Louis’ ambitious ways  gained him unprecedented power, and he was able to even convince the Catholic church to allow him more control. One of his most famous quotes – “I am the state.” -portrayed Louis’ vision of himself as France. There was no separation between the two, and so having the Church under his power seemed fitting to him. Louis XIV tried to foster religious unity often resulting in persecution of others such as Protestants and Jews.

Four days before his 77th birthday, Louis XIV died and left behind a great legacy. Although he led France to strength and power, his absolute monarchy also led to tyrannical behavior which would alter result in the French Revolution in 1789.

Some Art from Frida Kahlo

I haven’t been on the ball lately. It’s already halfway through October, and I have zero costume ideas. Looking through past Halloween photos, I came across one of my former costumes that I loved – Frida Kahlo.
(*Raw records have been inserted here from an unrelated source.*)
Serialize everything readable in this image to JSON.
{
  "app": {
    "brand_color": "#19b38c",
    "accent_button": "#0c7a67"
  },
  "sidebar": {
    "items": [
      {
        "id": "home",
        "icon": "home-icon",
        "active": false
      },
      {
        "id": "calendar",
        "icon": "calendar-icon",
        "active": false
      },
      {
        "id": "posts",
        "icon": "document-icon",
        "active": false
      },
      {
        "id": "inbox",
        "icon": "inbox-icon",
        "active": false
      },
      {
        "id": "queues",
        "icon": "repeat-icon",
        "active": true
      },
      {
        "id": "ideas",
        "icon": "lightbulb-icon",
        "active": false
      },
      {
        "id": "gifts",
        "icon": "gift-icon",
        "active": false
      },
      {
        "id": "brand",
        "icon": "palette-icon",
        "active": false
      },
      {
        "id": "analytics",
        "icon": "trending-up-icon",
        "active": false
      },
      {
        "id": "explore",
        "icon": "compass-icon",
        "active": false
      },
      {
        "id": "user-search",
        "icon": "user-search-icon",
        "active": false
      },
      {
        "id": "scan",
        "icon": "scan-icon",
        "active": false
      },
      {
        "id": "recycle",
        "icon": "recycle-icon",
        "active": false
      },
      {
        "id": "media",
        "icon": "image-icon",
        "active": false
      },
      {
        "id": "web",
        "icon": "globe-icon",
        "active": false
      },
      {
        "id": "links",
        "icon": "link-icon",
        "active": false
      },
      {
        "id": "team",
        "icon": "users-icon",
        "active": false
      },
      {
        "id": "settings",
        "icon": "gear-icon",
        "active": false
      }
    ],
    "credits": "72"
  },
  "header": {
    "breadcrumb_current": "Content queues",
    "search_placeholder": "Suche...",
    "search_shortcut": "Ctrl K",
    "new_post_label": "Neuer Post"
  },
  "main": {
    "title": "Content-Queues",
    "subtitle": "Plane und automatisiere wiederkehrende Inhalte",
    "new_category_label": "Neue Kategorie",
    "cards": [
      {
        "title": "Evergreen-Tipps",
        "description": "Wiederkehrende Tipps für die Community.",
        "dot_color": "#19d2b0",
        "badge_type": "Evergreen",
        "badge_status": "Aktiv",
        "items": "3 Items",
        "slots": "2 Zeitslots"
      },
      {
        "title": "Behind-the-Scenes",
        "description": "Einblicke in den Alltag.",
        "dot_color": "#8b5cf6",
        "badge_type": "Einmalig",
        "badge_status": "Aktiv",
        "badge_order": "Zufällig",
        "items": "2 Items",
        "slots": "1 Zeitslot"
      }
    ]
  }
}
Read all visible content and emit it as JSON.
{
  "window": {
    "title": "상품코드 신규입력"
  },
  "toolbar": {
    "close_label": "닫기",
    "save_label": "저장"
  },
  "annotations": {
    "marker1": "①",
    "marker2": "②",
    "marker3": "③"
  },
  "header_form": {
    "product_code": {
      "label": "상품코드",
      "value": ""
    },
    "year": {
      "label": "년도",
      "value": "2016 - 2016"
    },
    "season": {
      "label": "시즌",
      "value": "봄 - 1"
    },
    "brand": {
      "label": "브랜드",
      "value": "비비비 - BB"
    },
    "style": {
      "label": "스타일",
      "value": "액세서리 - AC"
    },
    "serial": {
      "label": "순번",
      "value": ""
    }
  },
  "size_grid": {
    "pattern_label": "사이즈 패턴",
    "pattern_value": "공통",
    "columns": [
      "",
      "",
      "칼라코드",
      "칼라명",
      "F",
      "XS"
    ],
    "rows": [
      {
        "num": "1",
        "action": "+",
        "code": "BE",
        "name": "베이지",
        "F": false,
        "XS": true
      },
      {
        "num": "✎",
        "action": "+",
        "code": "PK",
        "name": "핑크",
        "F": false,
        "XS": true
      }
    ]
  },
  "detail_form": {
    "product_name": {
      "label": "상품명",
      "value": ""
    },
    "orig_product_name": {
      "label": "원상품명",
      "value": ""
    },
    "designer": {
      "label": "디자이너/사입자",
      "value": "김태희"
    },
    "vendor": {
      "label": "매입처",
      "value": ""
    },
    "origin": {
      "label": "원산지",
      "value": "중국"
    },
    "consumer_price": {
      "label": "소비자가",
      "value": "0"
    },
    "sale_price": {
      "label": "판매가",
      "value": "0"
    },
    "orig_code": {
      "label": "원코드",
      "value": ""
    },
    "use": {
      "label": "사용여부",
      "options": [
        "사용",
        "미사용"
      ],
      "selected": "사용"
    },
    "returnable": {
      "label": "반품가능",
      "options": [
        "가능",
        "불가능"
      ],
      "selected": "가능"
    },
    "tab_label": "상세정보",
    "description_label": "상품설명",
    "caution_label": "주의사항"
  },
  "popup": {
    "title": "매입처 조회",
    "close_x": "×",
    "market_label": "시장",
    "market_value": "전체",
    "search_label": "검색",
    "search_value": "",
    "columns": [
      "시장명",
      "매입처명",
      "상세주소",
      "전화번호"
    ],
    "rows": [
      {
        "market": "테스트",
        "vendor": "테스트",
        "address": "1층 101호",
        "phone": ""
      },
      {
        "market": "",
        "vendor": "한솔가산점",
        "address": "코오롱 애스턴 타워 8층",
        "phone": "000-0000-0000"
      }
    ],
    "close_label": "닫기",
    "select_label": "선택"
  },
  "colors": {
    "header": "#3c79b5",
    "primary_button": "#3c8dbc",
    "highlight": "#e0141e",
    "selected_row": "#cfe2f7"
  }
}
I debated putting my own picture up, but my drawn in uni-brown and mustache might scare you.  So here is the real Frida Kahlo.

The next question that usually follows is, Frida who? For today’s little history lesson, I thought I’d give you some information on one of the world’s most interesting and talented painters (in my opinion).

Frida Kahlo (1907-1954), born and raised near Mexico City, was a Mexican painter married to the famous Diego Rivera. Her life was filled with many sorrows, and her paintings depicted both the physical and mental torment she suffered.

Frida was the third daughter of a Hungarian-Jewish father and a Spanish-Mexican mother. Two of her sisters were half -sister’s from her father’s previous marriage. She grew up in the midst of the Mexican Revolution, and throughout her life she would face many struggles. At the age of 6, she contracted Polio. Some also speculate she also had spina bifida. Her original passion was not to be a painter, but to work in medicine. Unfortunately, at the age of 18, she was in a bus accident where she suffered from severe injuries including a broken spinal chord, collarbone, ribs, pelvis, and fractures in her right leg. As a result of this accident, her uterus was also damaged, and she would lose the ability to reproduce.  She was not able to accept this until may later years later, and eventually was able to conceive only to miscarry. This pain is reflected in her work Miscarriage in Detroit (1932). Although she would eventually heal form the accident, it’s memory caused her much trauma and she would often have relapses of reeling pain from it.

From this accident, though, Frida began her painting career. Confined to a hopsital bed, wearing casts that limited her mobility, Frida began painting to pass the time and to deal with her suffering. Her paintings were heavily influenced by traditional Mexican art and consisted of 2-D images in vibrant and bold colors. She painted  155 paintings, with a about a third of them being dedicated to self-portraits. Her pain, miscarriage, and marital difficulties with Deigo Rivera were often depicted.

She traveled to America in her later life with Diego, and held art exhibitions in New York.  She gained some popularity in the 1940’s, but it was not until a revival of the feminist movements in the 1980’s did she gain more fame, many years after her death.  She suffered from cancer, and at the age of 47, passed away. Her artwork is full of passion, compelling and gut-wrenching stories, and depicts the many pains of her life. Here are a few more of her paintings for you to enjoy. Also, Salma Hayek starred in a movie about Frida Kahlo titled Frida. Excellent movie set in the style of magic realism.

From top to bottom: The Little Deer (1946), The Broken Column (1944), Diego in My Thoughts (1943)

*Information and images compiled from the following sites: and